Available records:
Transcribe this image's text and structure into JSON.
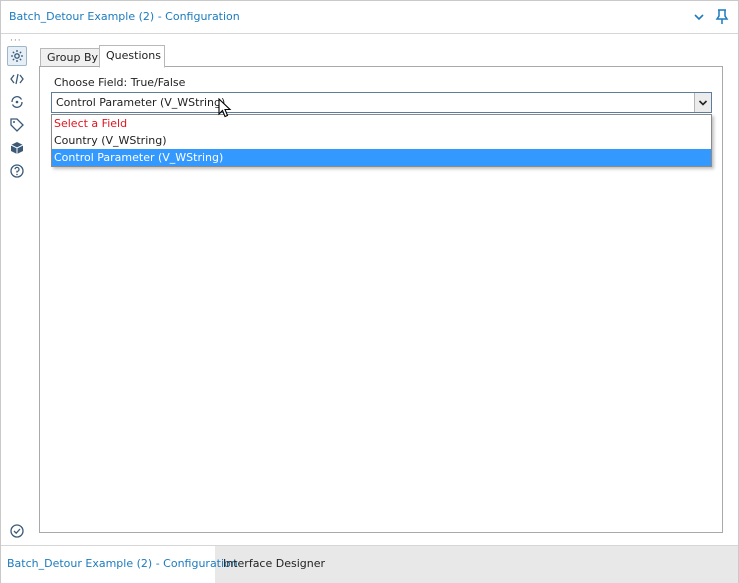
{
  "window": {
    "title": "Batch_Detour Example (2) - Configuration"
  },
  "tabs": [
    {
      "label": "Group By",
      "active": false
    },
    {
      "label": "Questions",
      "active": true
    }
  ],
  "form": {
    "field_label": "Choose Field: True/False",
    "select_value": "Control Parameter (V_WString)",
    "options": [
      {
        "label": "Select a Field",
        "kind": "placeholder"
      },
      {
        "label": "Country (V_WString)",
        "kind": "normal"
      },
      {
        "label": "Control Parameter (V_WString)",
        "kind": "selected"
      }
    ]
  },
  "bottom_tabs": [
    {
      "label": "Batch_Detour Example (2) - Configuration",
      "active": true
    },
    {
      "label": "Interface Designer",
      "active": false
    }
  ],
  "colors": {
    "accent": "#1c7bbf",
    "selection": "#3399ff",
    "placeholder_red": "#e0141e"
  },
  "icons": {
    "toolbar": [
      "gear-icon",
      "code-icon",
      "refresh-icon",
      "tag-icon",
      "box-icon",
      "help-icon"
    ],
    "bottom": "check-circle-icon",
    "title": [
      "chevron-down-icon",
      "pin-icon"
    ]
  }
}
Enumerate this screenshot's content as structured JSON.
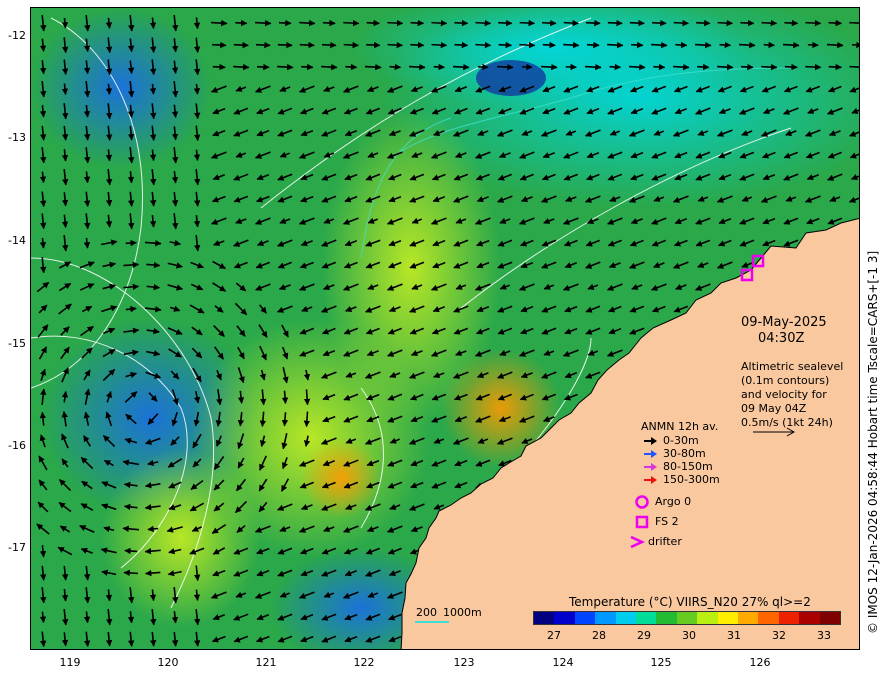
{
  "map": {
    "date": "09-May-2025",
    "time": "04:30Z",
    "description_lines": [
      "Altimetric sealevel",
      "(0.1m contours)",
      "and velocity for",
      "09 May 04Z",
      "0.5m/s (1kt 24h)"
    ],
    "credit": "© IMOS 12-Jan-2026 04:58:44 Hobart time Tscale=CARS+[-1 3]",
    "lon_ticks": [
      "119",
      "120",
      "121",
      "122",
      "123",
      "124",
      "125",
      "126"
    ],
    "lat_ticks": [
      "-12",
      "-13",
      "-14",
      "-15",
      "-16",
      "-17"
    ],
    "depth_contour_label": [
      "200",
      "1000m"
    ]
  },
  "legend": {
    "title": "ANMN 12h av.",
    "items": [
      {
        "label": "0-30m",
        "color": "#000000"
      },
      {
        "label": "30-80m",
        "color": "#2255ff"
      },
      {
        "label": "80-150m",
        "color": "#dd33dd"
      },
      {
        "label": "150-300m",
        "color": "#ee1111"
      }
    ],
    "markers": [
      {
        "label": "Argo 0",
        "shape": "circle-icon",
        "color": "#ee00ee"
      },
      {
        "label": "FS 2",
        "shape": "square-icon",
        "color": "#ee00ee"
      },
      {
        "label": "drifter",
        "shape": "chevron-icon",
        "color": "#ee00ee"
      }
    ]
  },
  "colorbar": {
    "title": "Temperature (°C) VIIRS_N20 27% ql>=2",
    "ticks": [
      "27",
      "28",
      "29",
      "30",
      "31",
      "32",
      "33"
    ],
    "colors": [
      "#000080",
      "#0000cc",
      "#0044ff",
      "#0099ff",
      "#00ccee",
      "#00dd99",
      "#22bb33",
      "#66cc22",
      "#bbee11",
      "#ffee00",
      "#ffaa00",
      "#ff6600",
      "#ee2200",
      "#aa0000",
      "#800000"
    ]
  },
  "colors": {
    "land": "#f9c89f",
    "ocean_base": "#2aa84a",
    "sealevel_contour": "#ffffff",
    "depth_contour": "#40e0d0",
    "site_marker": "#ee00ee"
  }
}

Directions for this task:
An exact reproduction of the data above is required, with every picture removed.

Your response:
Transcribe this image's text and structure into JSON.
{
  "window": {
    "title": "Batch_Detour Example (2) - Configuration"
  },
  "tabs": [
    {
      "label": "Group By",
      "active": false
    },
    {
      "label": "Questions",
      "active": true
    }
  ],
  "form": {
    "field_label": "Choose Field: True/False",
    "select_value": "Control Parameter (V_WString)",
    "options": [
      {
        "label": "Select a Field",
        "kind": "placeholder"
      },
      {
        "label": "Country (V_WString)",
        "kind": "normal"
      },
      {
        "label": "Control Parameter (V_WString)",
        "kind": "selected"
      }
    ]
  },
  "bottom_tabs": [
    {
      "label": "Batch_Detour Example (2) - Configuration",
      "active": true
    },
    {
      "label": "Interface Designer",
      "active": false
    }
  ],
  "colors": {
    "accent": "#1c7bbf",
    "selection": "#3399ff",
    "placeholder_red": "#e0141e"
  },
  "icons": {
    "toolbar": [
      "gear-icon",
      "code-icon",
      "refresh-icon",
      "tag-icon",
      "box-icon",
      "help-icon"
    ],
    "bottom": "check-circle-icon",
    "title": [
      "chevron-down-icon",
      "pin-icon"
    ]
  }
}
Enumerate this screenshot's content as structured JSON.
{
  "map": {
    "date": "09-May-2025",
    "time": "04:30Z",
    "description_lines": [
      "Altimetric sealevel",
      "(0.1m contours)",
      "and velocity for",
      "09 May 04Z",
      "0.5m/s (1kt 24h)"
    ],
    "credit": "© IMOS 12-Jan-2026 04:58:44 Hobart time Tscale=CARS+[-1 3]",
    "lon_ticks": [
      "119",
      "120",
      "121",
      "122",
      "123",
      "124",
      "125",
      "126"
    ],
    "lat_ticks": [
      "-12",
      "-13",
      "-14",
      "-15",
      "-16",
      "-17"
    ],
    "depth_contour_label": [
      "200",
      "1000m"
    ]
  },
  "legend": {
    "title": "ANMN 12h av.",
    "items": [
      {
        "label": "0-30m",
        "color": "#000000"
      },
      {
        "label": "30-80m",
        "color": "#2255ff"
      },
      {
        "label": "80-150m",
        "color": "#dd33dd"
      },
      {
        "label": "150-300m",
        "color": "#ee1111"
      }
    ],
    "markers": [
      {
        "label": "Argo 0",
        "shape": "circle-icon",
        "color": "#ee00ee"
      },
      {
        "label": "FS 2",
        "shape": "square-icon",
        "color": "#ee00ee"
      },
      {
        "label": "drifter",
        "shape": "chevron-icon",
        "color": "#ee00ee"
      }
    ]
  },
  "colorbar": {
    "title": "Temperature (°C) VIIRS_N20 27% ql>=2",
    "ticks": [
      "27",
      "28",
      "29",
      "30",
      "31",
      "32",
      "33"
    ],
    "colors": [
      "#000080",
      "#0000cc",
      "#0044ff",
      "#0099ff",
      "#00ccee",
      "#00dd99",
      "#22bb33",
      "#66cc22",
      "#bbee11",
      "#ffee00",
      "#ffaa00",
      "#ff6600",
      "#ee2200",
      "#aa0000",
      "#800000"
    ]
  },
  "colors": {
    "land": "#f9c89f",
    "ocean_base": "#2aa84a",
    "sealevel_contour": "#ffffff",
    "depth_contour": "#40e0d0",
    "site_marker": "#ee00ee"
  }
}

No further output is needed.